▶ [To do]: Reprint the lines below as they are, minus the pictures.

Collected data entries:
○ ○ ○
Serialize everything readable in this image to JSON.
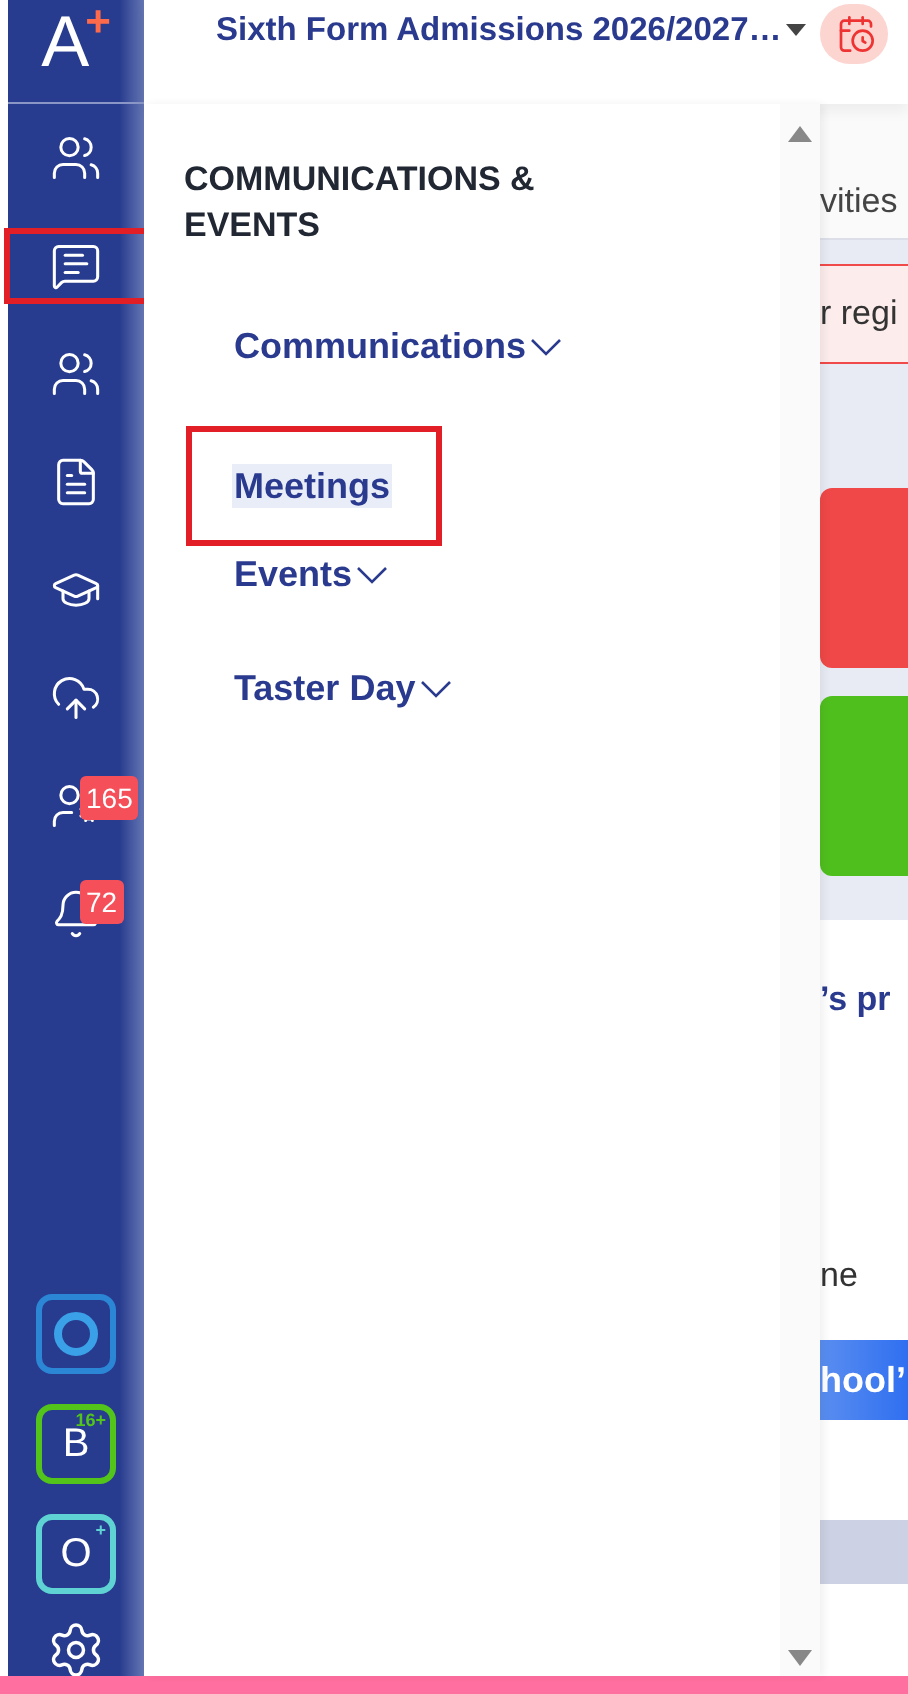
{
  "sidebar": {
    "logo": "A",
    "logo_mark": "+",
    "items": [
      {
        "selected": false
      },
      {
        "selected": true
      },
      {
        "selected": false
      },
      {
        "selected": false
      },
      {
        "selected": false
      },
      {
        "selected": false
      },
      {
        "selected": false,
        "badge": "165"
      },
      {
        "selected": false,
        "badge": "72"
      }
    ],
    "apps": [
      {
        "kind": "ring",
        "color": "#2b86d6"
      },
      {
        "kind": "letter",
        "letter": "B",
        "mark": "16+",
        "color": "#52c41a"
      },
      {
        "kind": "letter",
        "letter": "O",
        "mark": "+",
        "color": "#5fd3d3"
      }
    ]
  },
  "header": {
    "title": "Sixth Form Admissions 2026/2027…"
  },
  "menu": {
    "heading": "COMMUNICATIONS & EVENTS",
    "items": [
      {
        "label": "Communications",
        "kind": "group",
        "selected": false
      },
      {
        "label": "Meetings",
        "kind": "link",
        "selected": true
      },
      {
        "label": "Events",
        "kind": "group",
        "selected": false
      },
      {
        "label": "Taster Day",
        "kind": "group",
        "selected": false
      }
    ]
  },
  "background": {
    "tab_fragment": "vities",
    "alert_fragment": "r regi",
    "tiles": [
      {
        "color": "#f04848"
      },
      {
        "color": "#4fbf1e"
      }
    ],
    "heading_fragment": "’s pr",
    "text_fragment": "ne",
    "button_fragment": "hool’"
  }
}
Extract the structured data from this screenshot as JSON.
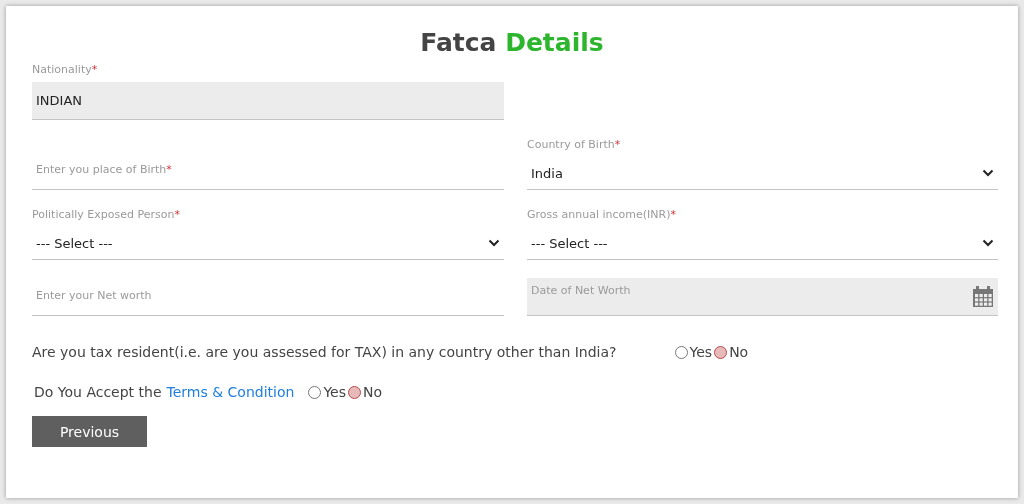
{
  "title": [
    {
      "text": "Fatca",
      "accent": false
    },
    {
      "text": "Details",
      "accent": true
    }
  ],
  "rows": [
    {
      "left": {
        "kind": "text",
        "label": "Nationality",
        "required_mark": "*",
        "value": "INDIAN",
        "disabled": true
      }
    },
    {
      "left": {
        "kind": "text",
        "label": "Enter you place of Birth",
        "required_mark": "*",
        "disabled": false
      },
      "right": {
        "kind": "select",
        "label": "Country of Birth",
        "required_mark": "*",
        "value": "India",
        "disabled": false
      }
    },
    {
      "left": {
        "kind": "select",
        "label": "Politically Exposed Person",
        "required_mark": "*",
        "value": "--- Select ---",
        "disabled": false
      },
      "right": {
        "kind": "select",
        "label": "Gross annual income(INR)",
        "required_mark": "*",
        "value": "--- Select ---",
        "disabled": false
      }
    },
    {
      "left": {
        "kind": "text",
        "label": "Enter your Net worth",
        "disabled": false
      },
      "right": {
        "kind": "date",
        "label": "Date of Net Worth",
        "disabled": true
      }
    }
  ],
  "questions": [
    {
      "text": "Are you tax resident(i.e. are you assessed for TAX) in any country other than India?",
      "options": [
        {
          "label": "Yes",
          "selected": false
        },
        {
          "label": "No",
          "selected": true
        }
      ]
    },
    {
      "text": "Do You Accept the",
      "link": "Terms & Condition",
      "options": [
        {
          "label": "Yes",
          "selected": false
        },
        {
          "label": "No",
          "selected": true
        }
      ]
    }
  ],
  "buttons": [
    {
      "label": "Previous"
    }
  ]
}
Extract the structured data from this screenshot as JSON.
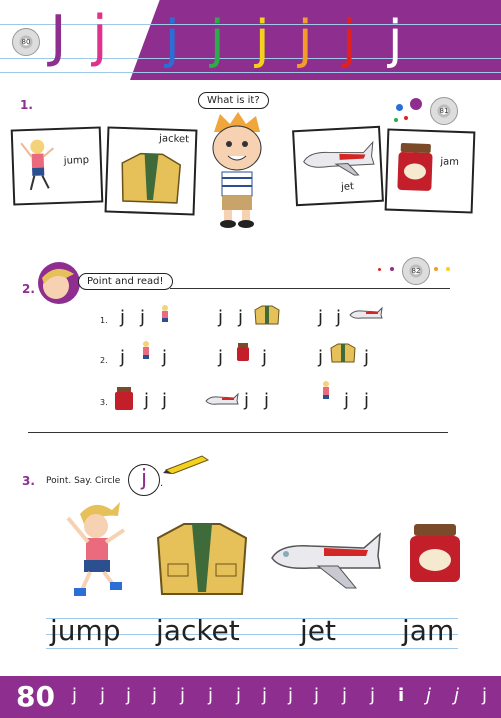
{
  "header": {
    "disc_label": "80",
    "big_letters": [
      "J",
      "j"
    ],
    "band_letters": [
      {
        "ch": "j",
        "color": "#2b6fd6"
      },
      {
        "ch": "j",
        "color": "#2eaa4a"
      },
      {
        "ch": "j",
        "color": "#f2d21a"
      },
      {
        "ch": "j",
        "color": "#f39c2a"
      },
      {
        "ch": "j",
        "color": "#e32020"
      },
      {
        "ch": "j",
        "color": "#ffffff"
      }
    ],
    "colors": {
      "band": "#8e2f8f",
      "big_J": "#8e2f8f",
      "big_j": "#e0318e"
    }
  },
  "section1": {
    "number": "1.",
    "bubble": "What is it?",
    "disc_label": "81",
    "words": {
      "jump": "jump",
      "jacket": "jacket",
      "jet": "jet",
      "jam": "jam"
    }
  },
  "section2": {
    "number": "2.",
    "bubble": "Point and read!",
    "disc_label": "82",
    "row_labels": [
      "1.",
      "2.",
      "3."
    ],
    "letter": "j"
  },
  "section3": {
    "number": "3.",
    "instruction": "Point. Say. Circle",
    "circled_letter": "j",
    "words": [
      "jump",
      "jacket",
      "jet",
      "jam"
    ]
  },
  "footer": {
    "page_number": "80",
    "letters": [
      "j",
      "j",
      "j",
      "j",
      "j",
      "j",
      "j",
      "j",
      "j",
      "j",
      "j",
      "j",
      "i",
      "j",
      "j",
      "j"
    ]
  }
}
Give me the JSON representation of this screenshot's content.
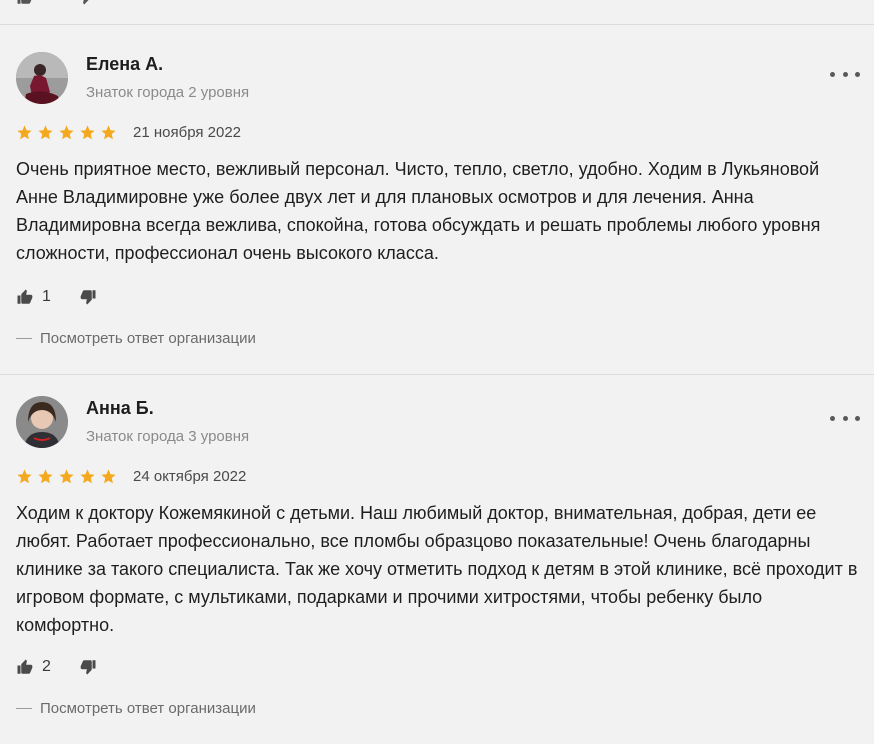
{
  "reviews": [
    {
      "name": "Елена А.",
      "level": "Знаток города 2 уровня",
      "date": "21 ноября 2022",
      "rating": 5,
      "text": "Очень приятное место, вежливый персонал. Чисто, тепло, светло, удобно. Ходим в Лукьяновой Анне Владимировне уже более двух лет и для плановых осмотров и для лечения. Анна Владимировна всегда вежлива, спокойна, готова обсуждать и решать проблемы любого уровня сложности, профессионал очень высокого класса.",
      "likes": "1",
      "reply_link": "Посмотреть ответ организации"
    },
    {
      "name": "Анна Б.",
      "level": "Знаток города 3 уровня",
      "date": "24 октября 2022",
      "rating": 5,
      "text": "Ходим к доктору Кожемякиной с детьми. Наш любимый доктор, внимательная, добрая, дети ее любят. Работает профессионально, все пломбы образцово показательные! Очень благодарны клинике за такого специалиста. Так же хочу отметить подход к детям в этой клинике, всё проходит в игровом формате, с мультиками, подарками и прочими хитростями, чтобы ребенку было комфортно.",
      "likes": "2",
      "reply_link": "Посмотреть ответ организации"
    }
  ],
  "colors": {
    "star": "#f4a81d",
    "muted_text": "#8a8a8a",
    "background": "#f2f2f2"
  },
  "icons": [
    "thumb-up-icon",
    "thumb-down-icon",
    "more-options-icon",
    "star-icon"
  ]
}
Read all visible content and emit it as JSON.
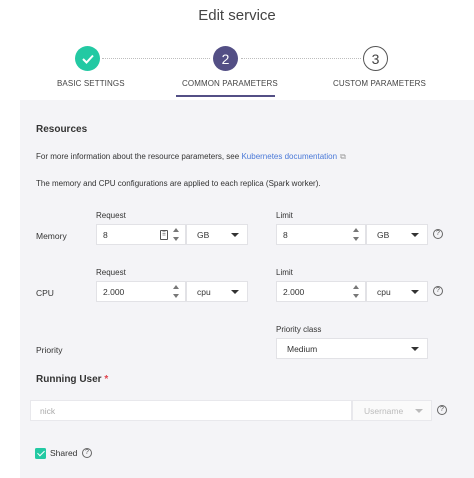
{
  "title": "Edit service",
  "steps": [
    {
      "number": "1",
      "label": "BASIC SETTINGS",
      "status": "completed"
    },
    {
      "number": "2",
      "label": "COMMON PARAMETERS",
      "status": "active"
    },
    {
      "number": "3",
      "label": "CUSTOM PARAMETERS",
      "status": "pending"
    }
  ],
  "resources": {
    "heading": "Resources",
    "info_prefix": "For more information about the resource parameters, see",
    "info_link": "Kubernetes documentation",
    "info_replica": "The memory and CPU configurations are applied to each replica (Spark worker).",
    "request_label": "Request",
    "limit_label": "Limit",
    "memory": {
      "label": "Memory",
      "request_value": "8",
      "request_unit": "GB",
      "limit_value": "8",
      "limit_unit": "GB"
    },
    "cpu": {
      "label": "CPU",
      "request_value": "2.000",
      "request_unit": "cpu",
      "limit_value": "2.000",
      "limit_unit": "cpu"
    },
    "priority": {
      "label": "Priority",
      "class_label": "Priority class",
      "value": "Medium"
    }
  },
  "running_user": {
    "heading": "Running User",
    "required_mark": "*",
    "value": "nick",
    "type_placeholder": "Username",
    "shared_label": "Shared",
    "shared_checked": true
  },
  "colors": {
    "completed": "#23c9a3",
    "active": "#534f85",
    "link": "#4a79d8",
    "required": "#e0434d",
    "panel_bg": "#f4f4f7"
  },
  "icons": {
    "completed_step": "check-icon",
    "help": "question-circle-icon",
    "external": "external-link-icon",
    "dropdown": "chevron-down-icon",
    "spinner": "stepper-arrows-icon",
    "keyboard": "keyboard-icon"
  }
}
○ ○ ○
▶ [Response]:
Serialize everything readable in this image to JSON.
{
  "sidebar": {
    "logo": "A",
    "logo_mark": "+",
    "items": [
      {
        "selected": false
      },
      {
        "selected": true
      },
      {
        "selected": false
      },
      {
        "selected": false
      },
      {
        "selected": false
      },
      {
        "selected": false
      },
      {
        "selected": false,
        "badge": "165"
      },
      {
        "selected": false,
        "badge": "72"
      }
    ],
    "apps": [
      {
        "kind": "ring",
        "color": "#2b86d6"
      },
      {
        "kind": "letter",
        "letter": "B",
        "mark": "16+",
        "color": "#52c41a"
      },
      {
        "kind": "letter",
        "letter": "O",
        "mark": "+",
        "color": "#5fd3d3"
      }
    ]
  },
  "header": {
    "title": "Sixth Form Admissions 2026/2027…"
  },
  "menu": {
    "heading": "COMMUNICATIONS & EVENTS",
    "items": [
      {
        "label": "Communications",
        "kind": "group",
        "selected": false
      },
      {
        "label": "Meetings",
        "kind": "link",
        "selected": true
      },
      {
        "label": "Events",
        "kind": "group",
        "selected": false
      },
      {
        "label": "Taster Day",
        "kind": "group",
        "selected": false
      }
    ]
  },
  "background": {
    "tab_fragment": "vities",
    "alert_fragment": "r regi",
    "tiles": [
      {
        "color": "#f04848"
      },
      {
        "color": "#4fbf1e"
      }
    ],
    "heading_fragment": "’s pr",
    "text_fragment": "ne",
    "button_fragment": "hool’"
  }
}
Extract the structured data from this screenshot as JSON.
{
  "title": [
    {
      "text": "Fatca",
      "accent": false
    },
    {
      "text": "Details",
      "accent": true
    }
  ],
  "rows": [
    {
      "left": {
        "kind": "text",
        "label": "Nationality",
        "required_mark": "*",
        "value": "INDIAN",
        "disabled": true
      }
    },
    {
      "left": {
        "kind": "text",
        "label": "Enter you place of Birth",
        "required_mark": "*",
        "disabled": false
      },
      "right": {
        "kind": "select",
        "label": "Country of Birth",
        "required_mark": "*",
        "value": "India",
        "disabled": false
      }
    },
    {
      "left": {
        "kind": "select",
        "label": "Politically Exposed Person",
        "required_mark": "*",
        "value": "--- Select ---",
        "disabled": false
      },
      "right": {
        "kind": "select",
        "label": "Gross annual income(INR)",
        "required_mark": "*",
        "value": "--- Select ---",
        "disabled": false
      }
    },
    {
      "left": {
        "kind": "text",
        "label": "Enter your Net worth",
        "disabled": false
      },
      "right": {
        "kind": "date",
        "label": "Date of Net Worth",
        "disabled": true
      }
    }
  ],
  "questions": [
    {
      "text": "Are you tax resident(i.e. are you assessed for TAX) in any country other than India?",
      "options": [
        {
          "label": "Yes",
          "selected": false
        },
        {
          "label": "No",
          "selected": true
        }
      ]
    },
    {
      "text": "Do You Accept the",
      "link": "Terms & Condition",
      "options": [
        {
          "label": "Yes",
          "selected": false
        },
        {
          "label": "No",
          "selected": true
        }
      ]
    }
  ],
  "buttons": [
    {
      "label": "Previous"
    }
  ]
}
Extract the structured data from this screenshot as JSON.
{
  "header": {
    "disc_label": "80",
    "big_letters": [
      "J",
      "j"
    ],
    "band_letters": [
      {
        "ch": "j",
        "color": "#2b6fd6"
      },
      {
        "ch": "j",
        "color": "#2eaa4a"
      },
      {
        "ch": "j",
        "color": "#f2d21a"
      },
      {
        "ch": "j",
        "color": "#f39c2a"
      },
      {
        "ch": "j",
        "color": "#e32020"
      },
      {
        "ch": "j",
        "color": "#ffffff"
      }
    ],
    "colors": {
      "band": "#8e2f8f",
      "big_J": "#8e2f8f",
      "big_j": "#e0318e"
    }
  },
  "section1": {
    "number": "1.",
    "bubble": "What is it?",
    "disc_label": "81",
    "words": {
      "jump": "jump",
      "jacket": "jacket",
      "jet": "jet",
      "jam": "jam"
    }
  },
  "section2": {
    "number": "2.",
    "bubble": "Point and read!",
    "disc_label": "82",
    "row_labels": [
      "1.",
      "2.",
      "3."
    ],
    "letter": "j"
  },
  "section3": {
    "number": "3.",
    "instruction": "Point. Say. Circle",
    "circled_letter": "j",
    "words": [
      "jump",
      "jacket",
      "jet",
      "jam"
    ]
  },
  "footer": {
    "page_number": "80",
    "letters": [
      "j",
      "j",
      "j",
      "j",
      "j",
      "j",
      "j",
      "j",
      "j",
      "j",
      "j",
      "j",
      "i",
      "j",
      "j",
      "j"
    ]
  }
}
Give me the JSON representation of this screenshot's content.
{
  "reviews": [
    {
      "name": "Елена А.",
      "level": "Знаток города 2 уровня",
      "date": "21 ноября 2022",
      "rating": 5,
      "text": "Очень приятное место, вежливый персонал. Чисто, тепло, светло, удобно. Ходим в Лукьяновой Анне Владимировне уже более двух лет и для плановых осмотров и для лечения. Анна Владимировна всегда вежлива, спокойна, готова обсуждать и решать проблемы любого уровня сложности, профессионал очень высокого класса.",
      "likes": "1",
      "reply_link": "Посмотреть ответ организации"
    },
    {
      "name": "Анна Б.",
      "level": "Знаток города 3 уровня",
      "date": "24 октября 2022",
      "rating": 5,
      "text": "Ходим к доктору Кожемякиной с детьми. Наш любимый доктор, внимательная, добрая, дети ее любят. Работает профессионально, все пломбы образцово показательные! Очень благодарны клинике за такого специалиста. Так же хочу отметить подход к детям в этой клинике, всё проходит в игровом формате, с мультиками, подарками и прочими хитростями, чтобы ребенку было комфортно.",
      "likes": "2",
      "reply_link": "Посмотреть ответ организации"
    }
  ],
  "colors": {
    "star": "#f4a81d",
    "muted_text": "#8a8a8a",
    "background": "#f2f2f2"
  },
  "icons": [
    "thumb-up-icon",
    "thumb-down-icon",
    "more-options-icon",
    "star-icon"
  ]
}
Read all visible content and emit it as JSON.
{
  "title": "Edit service",
  "steps": [
    {
      "number": "1",
      "label": "BASIC SETTINGS",
      "status": "completed"
    },
    {
      "number": "2",
      "label": "COMMON PARAMETERS",
      "status": "active"
    },
    {
      "number": "3",
      "label": "CUSTOM PARAMETERS",
      "status": "pending"
    }
  ],
  "resources": {
    "heading": "Resources",
    "info_prefix": "For more information about the resource parameters, see",
    "info_link": "Kubernetes documentation",
    "info_replica": "The memory and CPU configurations are applied to each replica (Spark worker).",
    "request_label": "Request",
    "limit_label": "Limit",
    "memory": {
      "label": "Memory",
      "request_value": "8",
      "request_unit": "GB",
      "limit_value": "8",
      "limit_unit": "GB"
    },
    "cpu": {
      "label": "CPU",
      "request_value": "2.000",
      "request_unit": "cpu",
      "limit_value": "2.000",
      "limit_unit": "cpu"
    },
    "priority": {
      "label": "Priority",
      "class_label": "Priority class",
      "value": "Medium"
    }
  },
  "running_user": {
    "heading": "Running User",
    "required_mark": "*",
    "value": "nick",
    "type_placeholder": "Username",
    "shared_label": "Shared",
    "shared_checked": true
  },
  "colors": {
    "completed": "#23c9a3",
    "active": "#534f85",
    "link": "#4a79d8",
    "required": "#e0434d",
    "panel_bg": "#f4f4f7"
  },
  "icons": {
    "completed_step": "check-icon",
    "help": "question-circle-icon",
    "external": "external-link-icon",
    "dropdown": "chevron-down-icon",
    "spinner": "stepper-arrows-icon",
    "keyboard": "keyboard-icon"
  }
}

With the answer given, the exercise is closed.